CPR installs "smart" sound technology to predict wheel bearing failure


Canadian Pacific Railway recently installed "smart" technology designed to predict failure in wheel bearings based on sounds emitted by distressed bearings. Capable of reading acoustic signatures of different defects, the new technology will contribute to safer operations and greater fluidity along Canada's busiest rail corridor, CPR officials believe.

Installed trackside about 46 miles east of Vancouver, British Columbia, the Trackside Acoustic Detection System (TADS) is the first of its kind in Canada and only the ninth in the world, according to CPR. Developed by Transportation Technology Center Inc., TADS features acoustic monitoring devices and intelligent analytical software to filter out background noise and identify bearing sounds that signal defects.

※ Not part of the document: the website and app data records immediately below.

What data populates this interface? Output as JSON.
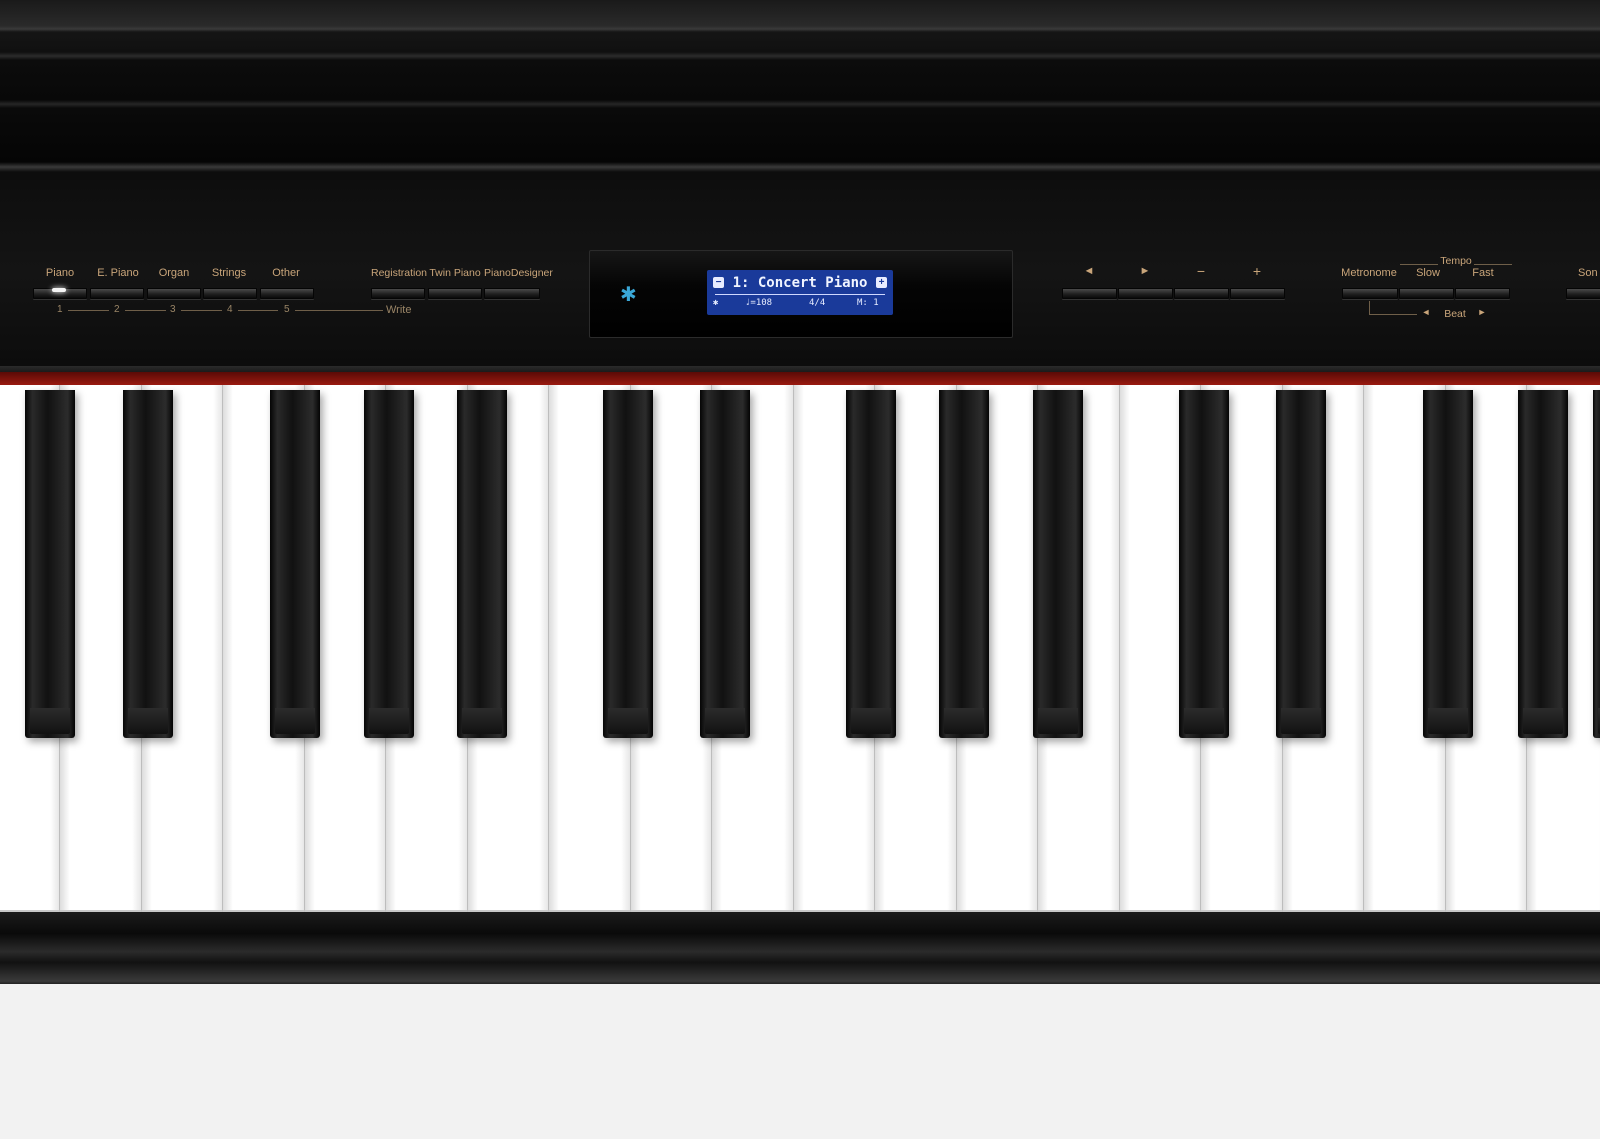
{
  "tone_buttons": [
    {
      "label": "Piano",
      "number": "1"
    },
    {
      "label": "E. Piano",
      "number": "2"
    },
    {
      "label": "Organ",
      "number": "3"
    },
    {
      "label": "Strings",
      "number": "4"
    },
    {
      "label": "Other",
      "number": "5"
    }
  ],
  "function_buttons": [
    {
      "label": "Registration"
    },
    {
      "label": "Twin Piano"
    },
    {
      "label": "PianoDesigner"
    }
  ],
  "write_label": "Write",
  "display": {
    "minus_symbol": "−",
    "plus_symbol": "+",
    "title": "1: Concert Piano",
    "bluetooth_symbol": "✱",
    "tempo": "♩=108",
    "time_signature": "4/4",
    "measure": "M: 1"
  },
  "bluetooth_icon": "✱",
  "cursor_buttons": [
    {
      "label": "◄"
    },
    {
      "label": "►"
    },
    {
      "label": "−"
    },
    {
      "label": "+"
    }
  ],
  "metronome": {
    "metronome_label": "Metronome",
    "tempo_label": "Tempo",
    "slow_label": "Slow",
    "fast_label": "Fast",
    "beat_label": "Beat",
    "beat_left": "◄",
    "beat_right": "►"
  },
  "cut_off_label": "Son",
  "colors": {
    "panel_label": "#c9a57a",
    "lcd_background": "#1a3a9a",
    "bluetooth": "#3aa8d8",
    "felt": "#9a1a10"
  },
  "keyboard": {
    "white_key_count": 20,
    "black_key_count": 15
  }
}
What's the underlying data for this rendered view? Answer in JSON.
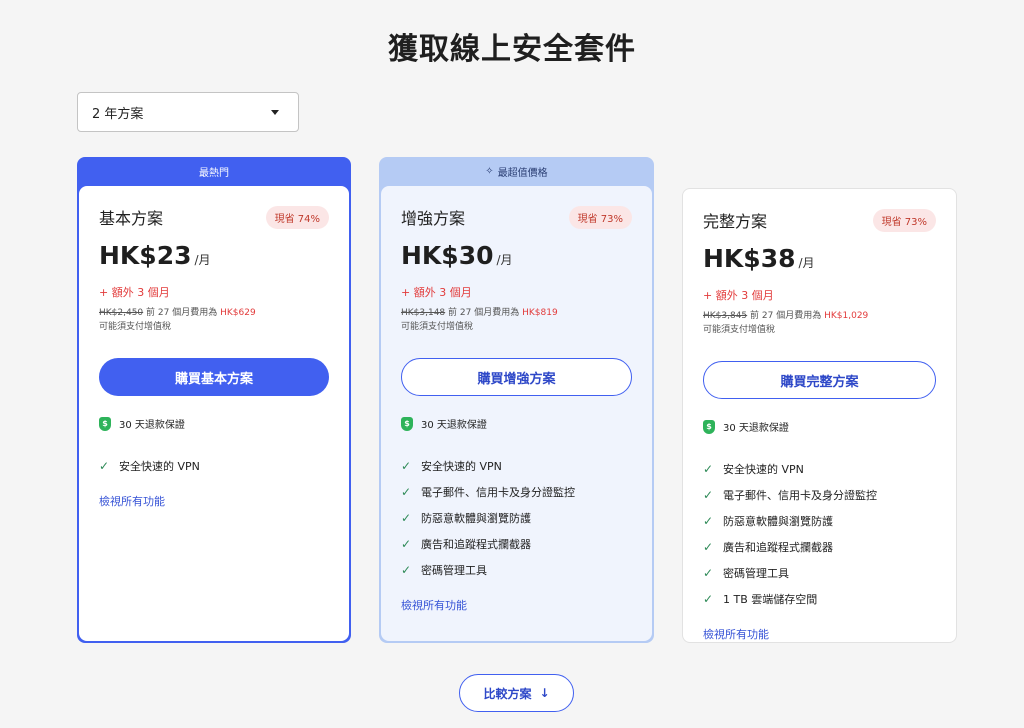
{
  "page_title": "獲取線上安全套件",
  "term_select": {
    "value": "2 年方案"
  },
  "plans": [
    {
      "ribbon": "最熱門",
      "name": "基本方案",
      "badge": "現省 74%",
      "price": "HK$23",
      "per": "/月",
      "bonus": "+ 額外 3 個月",
      "original_price": "HK$2,450",
      "renewal_text": "前 27 個月費用為",
      "renewal_price": "HK$629",
      "tax_note": "可能須支付增值稅",
      "cta": "購買基本方案",
      "guarantee": "30 天退款保證",
      "features": [
        "安全快速的 VPN"
      ],
      "view_all": "檢視所有功能"
    },
    {
      "ribbon": "最超值價格",
      "name": "增強方案",
      "badge": "現省 73%",
      "price": "HK$30",
      "per": "/月",
      "bonus": "+ 額外 3 個月",
      "original_price": "HK$3,148",
      "renewal_text": "前 27 個月費用為",
      "renewal_price": "HK$819",
      "tax_note": "可能須支付增值稅",
      "cta": "購買增強方案",
      "guarantee": "30 天退款保證",
      "features": [
        "安全快速的 VPN",
        "電子郵件、信用卡及身分證監控",
        "防惡意軟體與瀏覽防護",
        "廣告和追蹤程式攔截器",
        "密碼管理工具"
      ],
      "view_all": "檢視所有功能"
    },
    {
      "name": "完整方案",
      "badge": "現省 73%",
      "price": "HK$38",
      "per": "/月",
      "bonus": "+ 額外 3 個月",
      "original_price": "HK$3,845",
      "renewal_text": "前 27 個月費用為",
      "renewal_price": "HK$1,029",
      "tax_note": "可能須支付增值稅",
      "cta": "購買完整方案",
      "guarantee": "30 天退款保證",
      "features": [
        "安全快速的 VPN",
        "電子郵件、信用卡及身分證監控",
        "防惡意軟體與瀏覽防護",
        "廣告和追蹤程式攔截器",
        "密碼管理工具",
        "1 TB 雲端儲存空間"
      ],
      "view_all": "檢視所有功能"
    }
  ],
  "compare_button": "比較方案",
  "colors": {
    "accent": "#4160f0",
    "save_red": "#e23b3b",
    "check_green": "#2e8a57",
    "shield_green": "#2eb35a"
  }
}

"We are very excited about the promise this smart technology holds for making rail operations safer and for generating higher train productivity in Canada's busiest freight corridor," said CPR Senior Vice President of Operations Neal Foot in a prepared statement.The system is located in an area where CPR and Canadian National Railway Co. share each other's track through a directional running agreement. CN will use CPR's TADS in return for CPR's use of a new CN image-mapping device that takes digital images of wheels in passing trains and analyzes their condition.

"In the marketplace, CPR and CN are intense competitors," Foot said. "But when it comes to safety, we are ready to put down the competitive swords."

CPR spent $450,000 to purchase and install the unit.

Contact Progressive Railroading editorial staff.

More News from 12/6/2004